That enterprise is based on Vatican II's Constitution on the Church in the Modern World, which states that the nature of the human person is most fully revealed in the Word Made Flesh, Jesus Christ. Faith in Christ does not contradict or repress human values, but rather enlivens them and reveals their fullest meaning.

Modern enterprise tends to make profits and efficiency paramount, so paramount that they eviscerate human values such as justice, solidarity, fairness and loyalty. Too often, for example, workers who have long been loyal to their employer find that, in the final analysis, the employer has little loyalty to them.

The evangelical force of Christian faith, then, can be disruptive. It can challenge employees to be true to their vocation and employers to be true to the full spectrum of that which is intrinsically good. It can lead both groups to be people of conscience who, when they witness values such as that of human life being violated, will stand up for the immeasurable goodness of those values.

The 21st century Western world operates out of a non-Christian, even anti-Christian, ethos. A Christian with a well-formed conscience will sometimes find him or herself called to be a sign of contradiction, to speak out when moral truth is contravened. A person of conscience will never accept that their faith is private. He or she will not separate faith from any aspect of life.

We are called to live whole lives, lives in which our deepest beliefs are not partitioned off into a corner. Evangelizing the workplace means responding to God's call that we live lives that are fully and authentically human.
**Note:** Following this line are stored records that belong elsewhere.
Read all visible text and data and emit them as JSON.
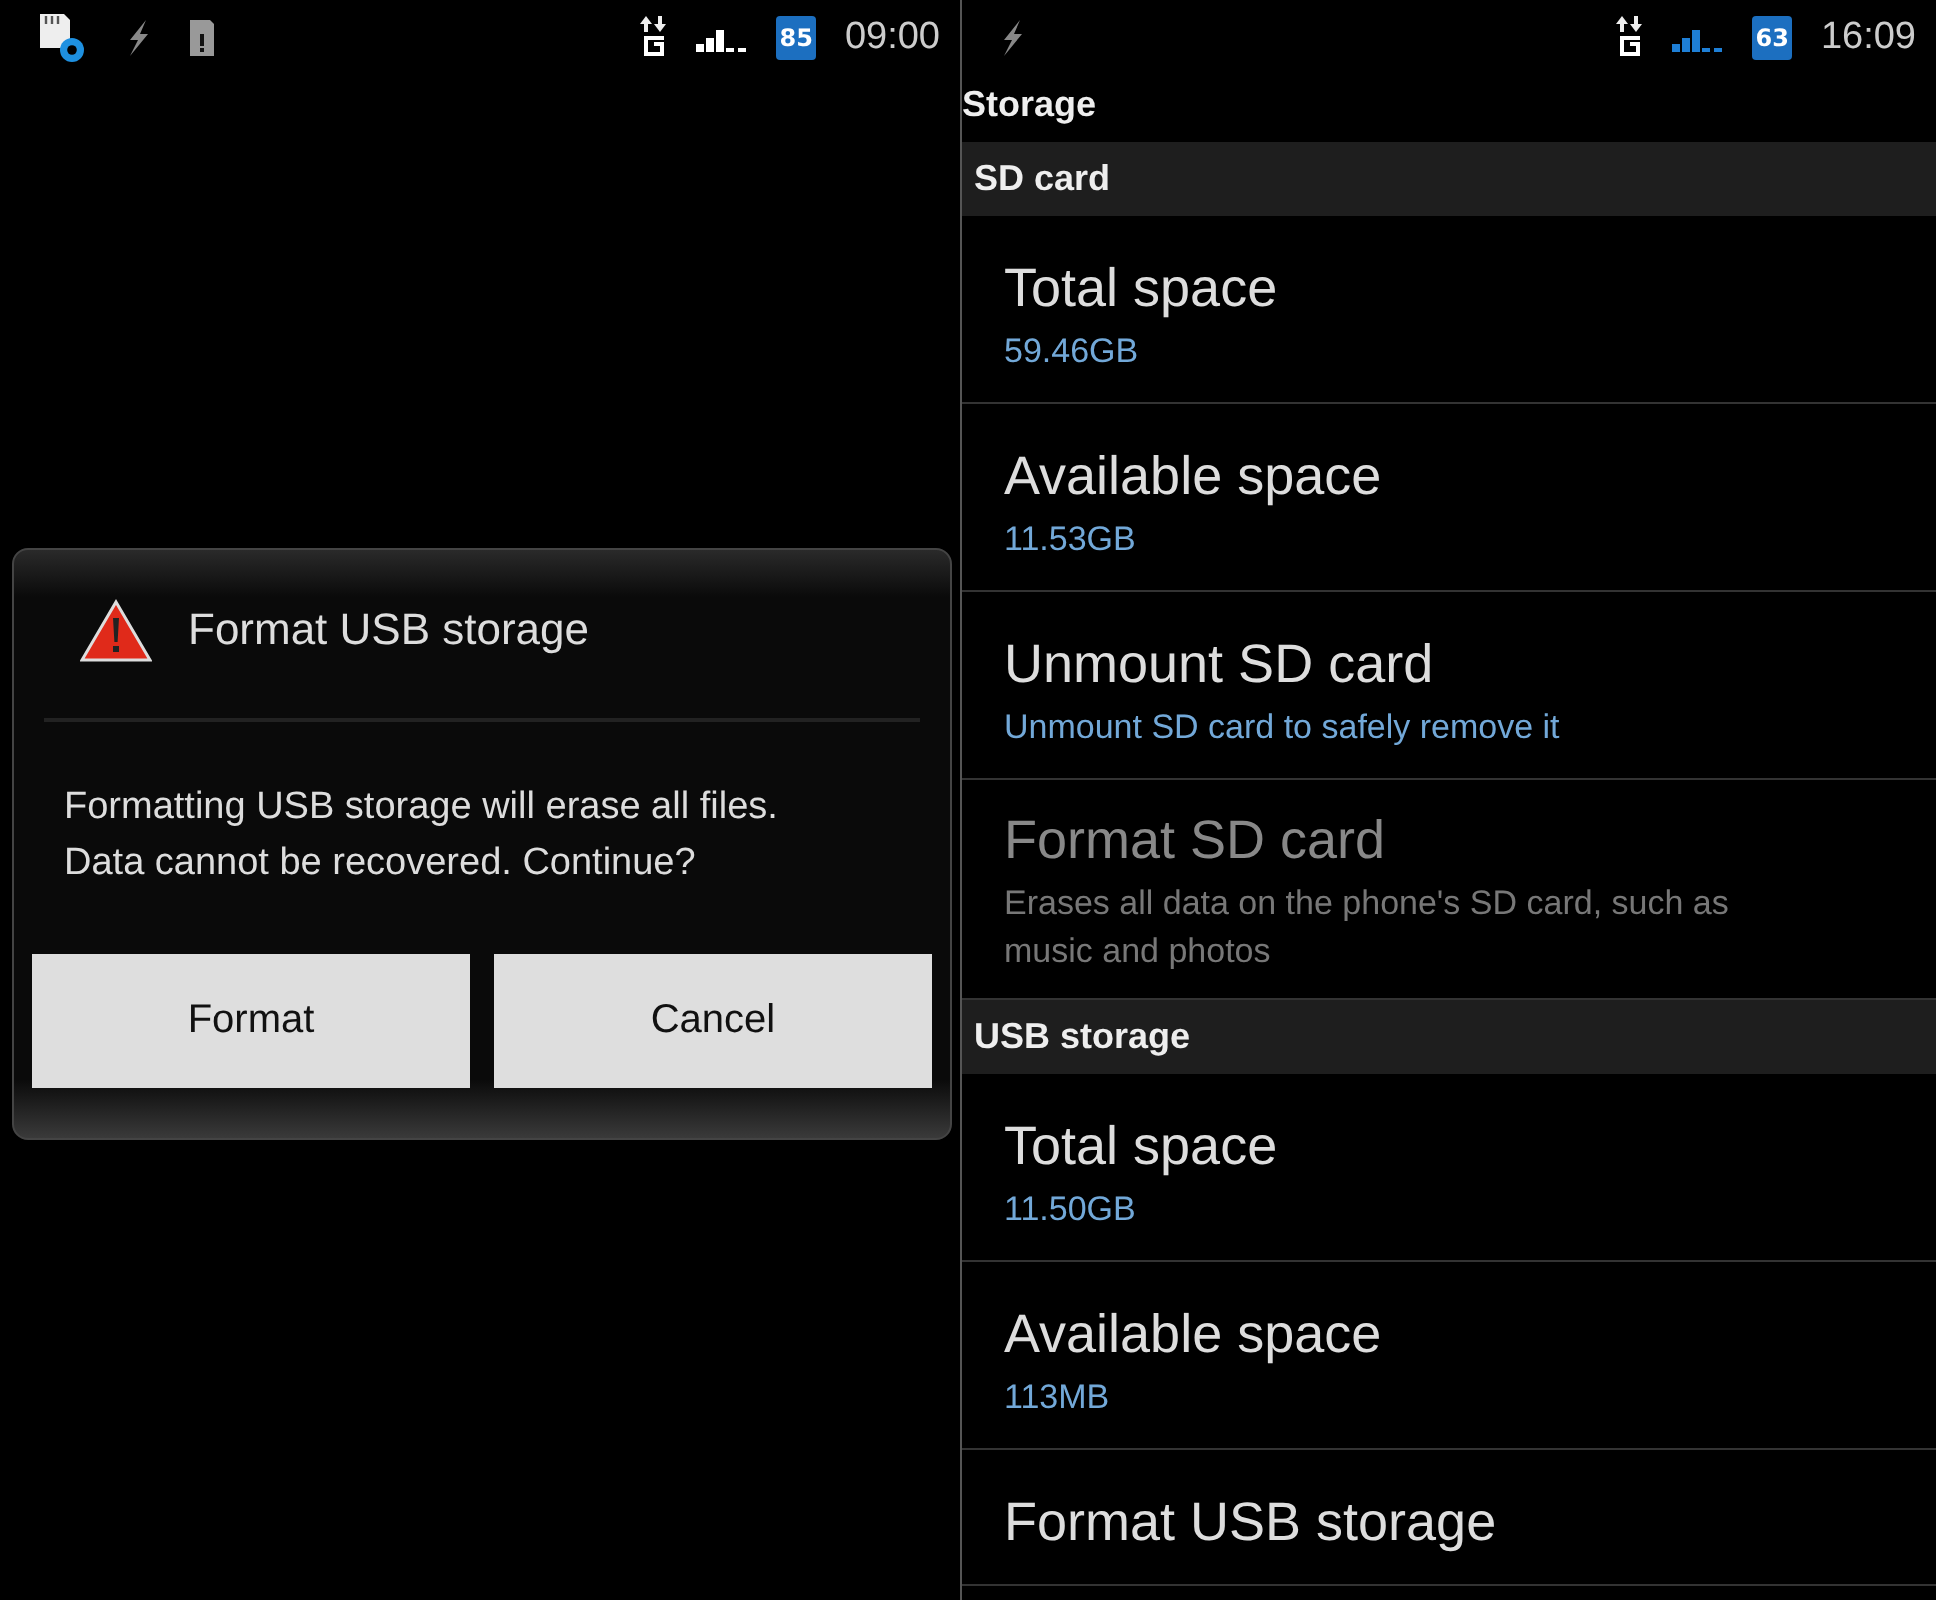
{
  "screens": [
    {
      "status_bar": {
        "notifications": [
          {
            "kind": "sd-settings"
          },
          {
            "kind": "charging"
          },
          {
            "kind": "sd-alert"
          }
        ],
        "signal": {
          "color": "#ffffff"
        },
        "battery": "85",
        "time": "09:00"
      },
      "dialog": {
        "title": "Format USB storage",
        "message": "Formatting USB storage will erase all files.\nData cannot be recovered. Continue?",
        "buttons": [
          "Format",
          "Cancel"
        ]
      }
    },
    {
      "status_bar": {
        "notifications": [
          {
            "kind": "charging"
          }
        ],
        "signal": {
          "color": "#1e7fd6"
        },
        "battery": "63",
        "time": "16:09"
      },
      "title": "Storage",
      "sections": [
        {
          "header": "SD card",
          "items": [
            {
              "title": "Total space",
              "summary": "59.46GB",
              "disabled": false
            },
            {
              "title": "Available space",
              "summary": "11.53GB",
              "disabled": false
            },
            {
              "title": "Unmount SD card",
              "summary": "Unmount SD card to safely remove it",
              "disabled": false
            },
            {
              "title": "Format SD card",
              "summary": "Erases all data on the phone's SD card, such as music and photos",
              "disabled": true
            }
          ]
        },
        {
          "header": "USB storage",
          "items": [
            {
              "title": "Total space",
              "summary": "11.50GB",
              "disabled": false
            },
            {
              "title": "Available space",
              "summary": "113MB",
              "disabled": false
            },
            {
              "title": "Format USB storage",
              "disabled": false
            }
          ]
        }
      ]
    }
  ]
}
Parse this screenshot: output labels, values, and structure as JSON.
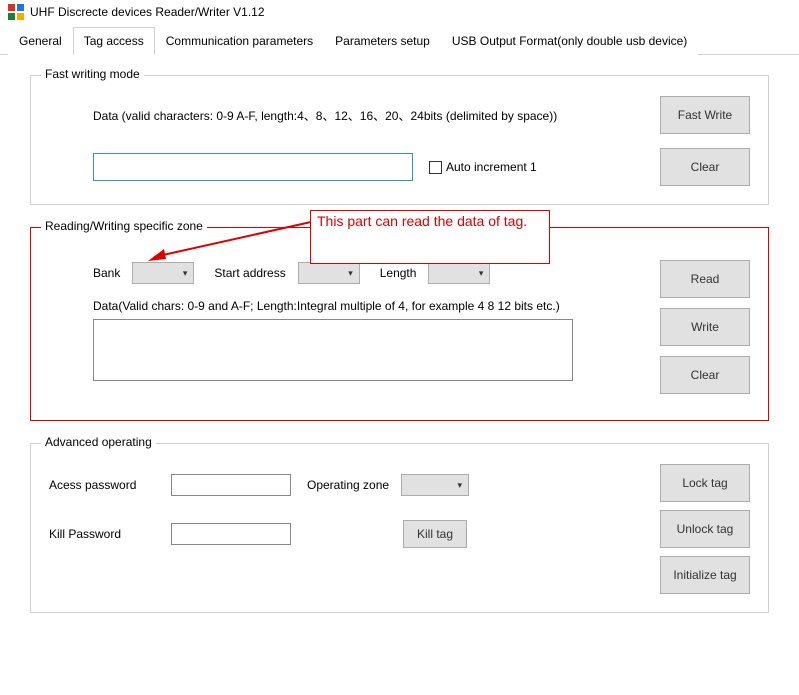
{
  "window": {
    "title": "UHF Discrecte devices Reader/Writer V1.12"
  },
  "tabs": {
    "general": "General",
    "tag_access": "Tag access",
    "comm_params": "Communication parameters",
    "params_setup": "Parameters setup",
    "usb_output": "USB Output Format(only double usb device)"
  },
  "fast_writing": {
    "title": "Fast writing mode",
    "data_label": "Data (valid characters: 0-9 A-F, length:4、8、12、16、20、24bits (delimited by space))",
    "auto_inc_label": "Auto increment 1",
    "fast_write_btn": "Fast Write",
    "clear_btn": "Clear",
    "input_value": ""
  },
  "annotation": {
    "text": "This part can read the data of tag."
  },
  "rw_zone": {
    "title": "Reading/Writing specific zone",
    "bank_label": "Bank",
    "start_addr_label": "Start address",
    "length_label": "Length",
    "data_hint": "Data(Valid chars: 0-9 and A-F; Length:Integral multiple of 4, for example 4 8 12 bits etc.)",
    "read_btn": "Read",
    "write_btn": "Write",
    "clear_btn": "Clear",
    "bank_value": "",
    "start_addr_value": "",
    "length_value": "",
    "data_value": ""
  },
  "advanced": {
    "title": "Advanced operating",
    "access_pw_label": "Acess password",
    "operating_zone_label": "Operating zone",
    "kill_pw_label": "Kill Password",
    "kill_tag_btn": "Kill tag",
    "lock_tag_btn": "Lock tag",
    "unlock_tag_btn": "Unlock tag",
    "initialize_tag_btn": "Initialize tag",
    "access_pw_value": "",
    "kill_pw_value": "",
    "operating_zone_value": ""
  }
}
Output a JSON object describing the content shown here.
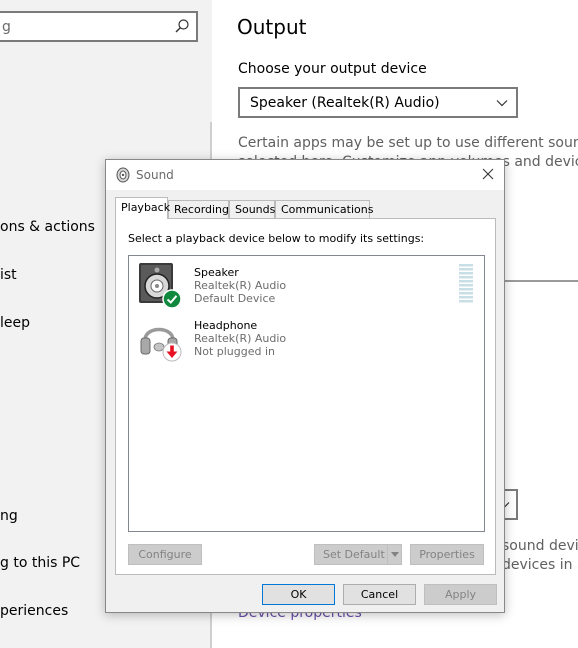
{
  "settings": {
    "search": {
      "value": "g"
    },
    "sidebar": {
      "items": [
        {
          "label": "ons & actions"
        },
        {
          "label": "ist"
        },
        {
          "label": "leep"
        },
        {
          "label": "ng"
        },
        {
          "label": "g to this PC"
        },
        {
          "label": "periences"
        }
      ]
    },
    "main": {
      "title": "Output",
      "choose_label": "Choose your output device",
      "selected_device": "Speaker (Realtek(R) Audio)",
      "description_line1": "Certain apps may be set up to use different sound devic",
      "description_line2": "selected here. Customize app volumes and devices in ad",
      "description2_line1": "sound devic",
      "description2_line2": "devices in ac",
      "device_properties_link": "Device properties"
    }
  },
  "dialog": {
    "title": "Sound",
    "tabs": [
      {
        "label": "Playback",
        "active": true
      },
      {
        "label": "Recording",
        "active": false
      },
      {
        "label": "Sounds",
        "active": false
      },
      {
        "label": "Communications",
        "active": false
      }
    ],
    "instruction": "Select a playback device below to modify its settings:",
    "devices": [
      {
        "name": "Speaker",
        "driver": "Realtek(R) Audio",
        "status": "Default Device",
        "icon": "speaker-icon",
        "badge": "default-check-icon"
      },
      {
        "name": "Headphone",
        "driver": "Realtek(R) Audio",
        "status": "Not plugged in",
        "icon": "headphone-icon",
        "badge": "unplugged-arrow-icon"
      }
    ],
    "buttons": {
      "configure": "Configure",
      "set_default": "Set Default",
      "properties": "Properties",
      "ok": "OK",
      "cancel": "Cancel",
      "apply": "Apply"
    }
  },
  "colors": {
    "link": "#6a4fa8",
    "check_badge": "#10893e",
    "unplugged_badge": "#e81123",
    "focus": "#0078d7"
  }
}
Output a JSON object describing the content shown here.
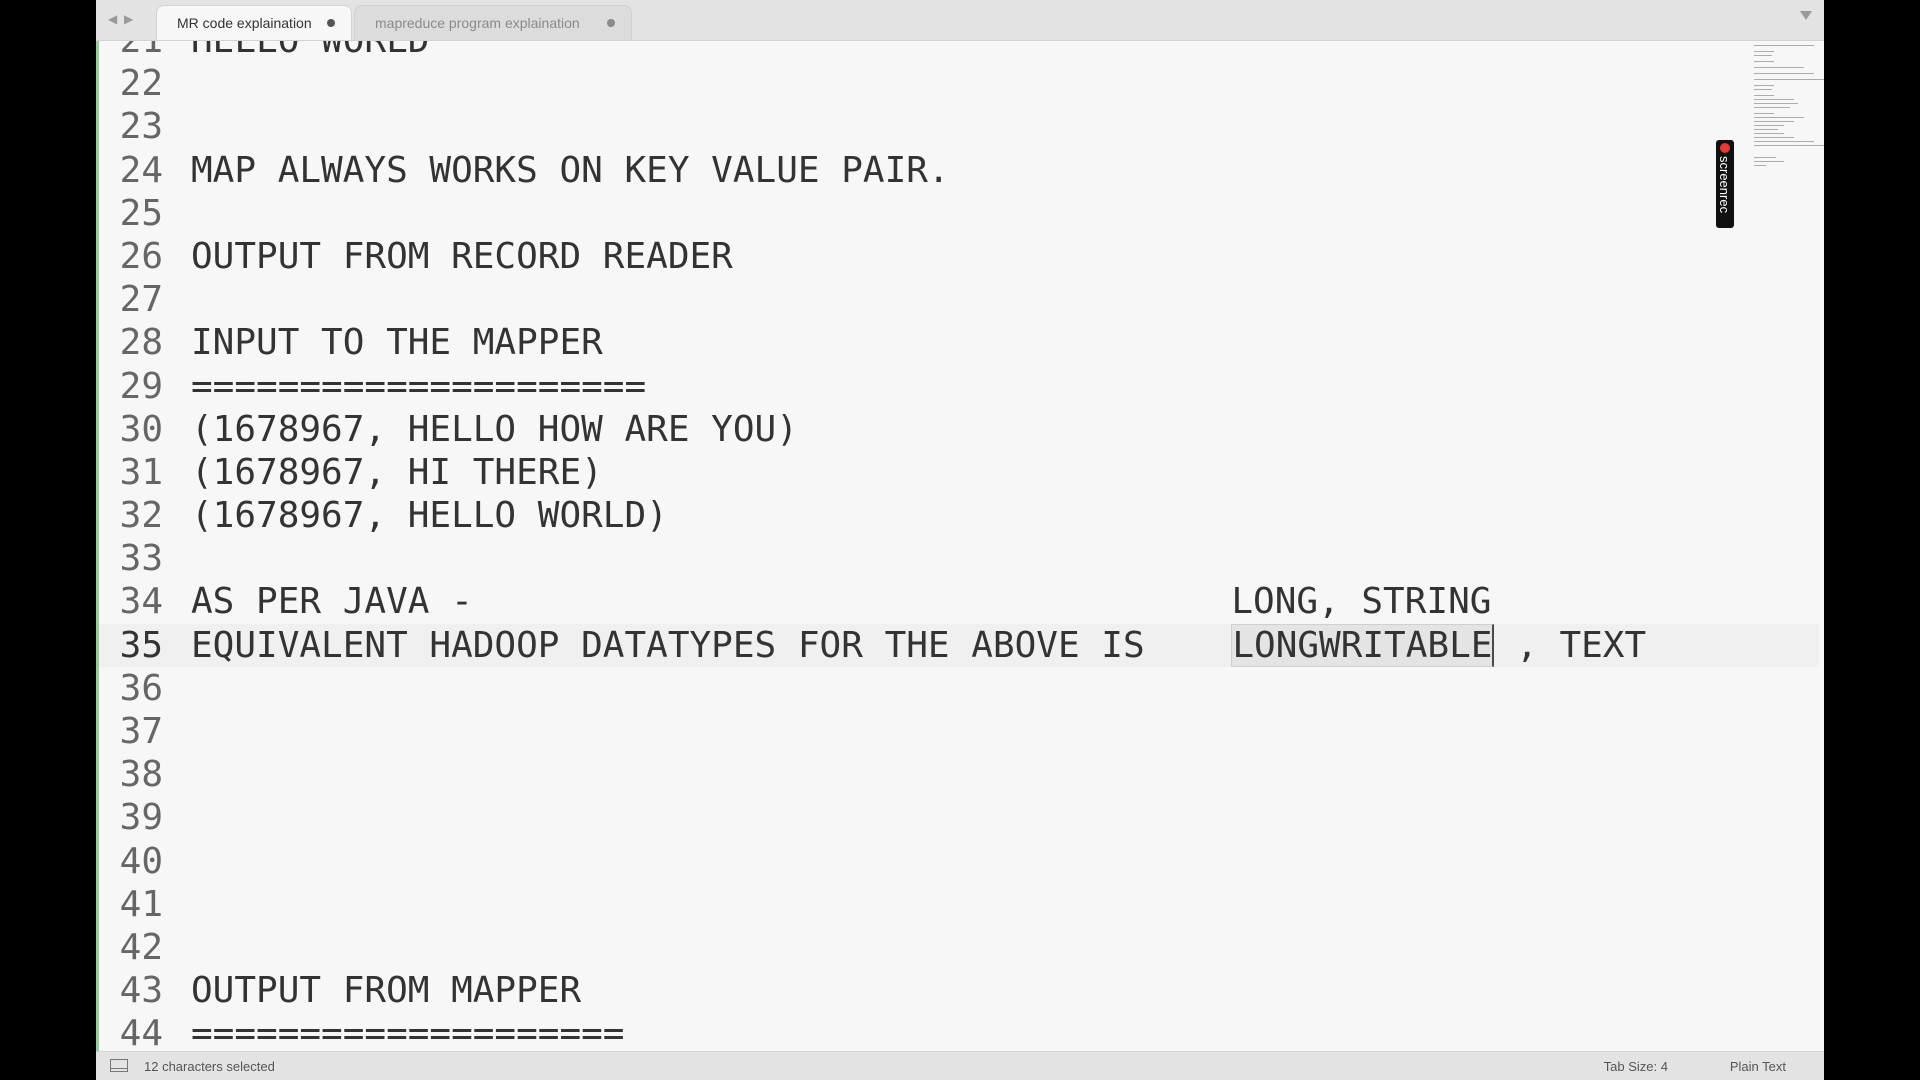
{
  "tabs": [
    {
      "label": "MR code explaination",
      "active": true,
      "dirty": true
    },
    {
      "label": "mapreduce program explaination",
      "active": false,
      "dirty": true
    }
  ],
  "nav": {
    "back": "◀",
    "forward": "▶"
  },
  "editor": {
    "current_line": 35,
    "lines": [
      {
        "n": "21",
        "text": "HELLO WORLD"
      },
      {
        "n": "22",
        "text": ""
      },
      {
        "n": "23",
        "text": ""
      },
      {
        "n": "24",
        "text": "MAP ALWAYS WORKS ON KEY VALUE PAIR."
      },
      {
        "n": "25",
        "text": ""
      },
      {
        "n": "26",
        "text": "OUTPUT FROM RECORD READER"
      },
      {
        "n": "27",
        "text": ""
      },
      {
        "n": "28",
        "text": "INPUT TO THE MAPPER"
      },
      {
        "n": "29",
        "text": "====================="
      },
      {
        "n": "30",
        "text": "(1678967, HELLO HOW ARE YOU)"
      },
      {
        "n": "31",
        "text": "(1678967, HI THERE)"
      },
      {
        "n": "32",
        "text": "(1678967, HELLO WORLD)"
      },
      {
        "n": "33",
        "text": ""
      },
      {
        "n": "34",
        "text": "AS PER JAVA -                                   LONG, STRING"
      },
      {
        "n": "35",
        "before": "EQUIVALENT HADOOP DATATYPES FOR THE ABOVE IS    ",
        "selected": "LONGWRITABLE",
        "after": " , TEXT"
      },
      {
        "n": "36",
        "text": ""
      },
      {
        "n": "37",
        "text": ""
      },
      {
        "n": "38",
        "text": ""
      },
      {
        "n": "39",
        "text": ""
      },
      {
        "n": "40",
        "text": ""
      },
      {
        "n": "41",
        "text": ""
      },
      {
        "n": "42",
        "text": ""
      },
      {
        "n": "43",
        "text": "OUTPUT FROM MAPPER"
      },
      {
        "n": "44",
        "text": "===================="
      }
    ]
  },
  "overlay": {
    "screenrec_label": "screenrec"
  },
  "status": {
    "selection": "12 characters selected",
    "tab_size": "Tab Size: 4",
    "syntax": "Plain Text"
  }
}
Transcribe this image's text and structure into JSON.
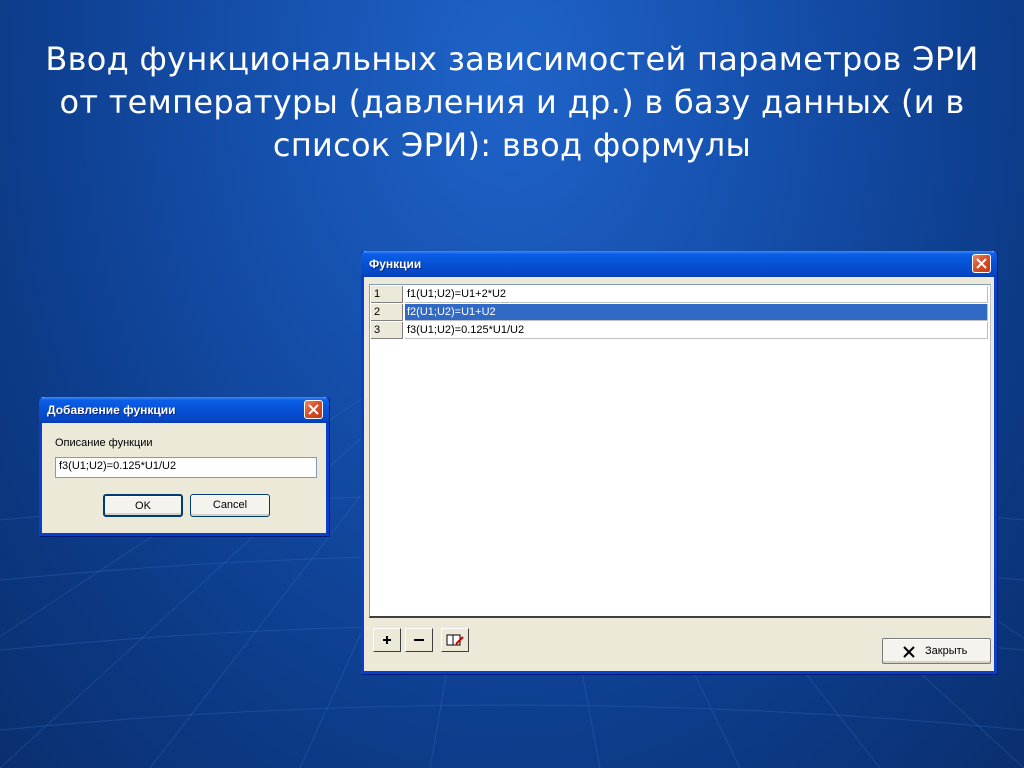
{
  "slide": {
    "title_lines": [
      "Ввод функциональных зависимостей параметров ЭРИ",
      "от температуры (давления и др.) в базу данных (и в",
      "список ЭРИ): ввод формулы"
    ]
  },
  "add_function_dialog": {
    "title": "Добавление функции",
    "description_label": "Описание функции",
    "formula_value": "f3(U1;U2)=0.125*U1/U2",
    "ok_label": "OK",
    "cancel_label": "Cancel"
  },
  "functions_window": {
    "title": "Функции",
    "rows": [
      {
        "num": "1",
        "formula": "f1(U1;U2)=U1+2*U2",
        "selected": false
      },
      {
        "num": "2",
        "formula": "f2(U1;U2)=U1+U2",
        "selected": true
      },
      {
        "num": "3",
        "formula": "f3(U1;U2)=0.125*U1/U2",
        "selected": false
      }
    ],
    "toolbar": {
      "add_icon": "plus-icon",
      "remove_icon": "minus-icon",
      "edit_icon": "book-edit-icon"
    },
    "close_label": "Закрыть",
    "close_icon": "x-icon"
  },
  "colors": {
    "background": "#1550ad",
    "titlebar": "#0651d6",
    "selection": "#316ac5"
  }
}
It means taking the Incarnation seriously. The Son of God blessed and divinized our reality. We are responsible for doing likewise.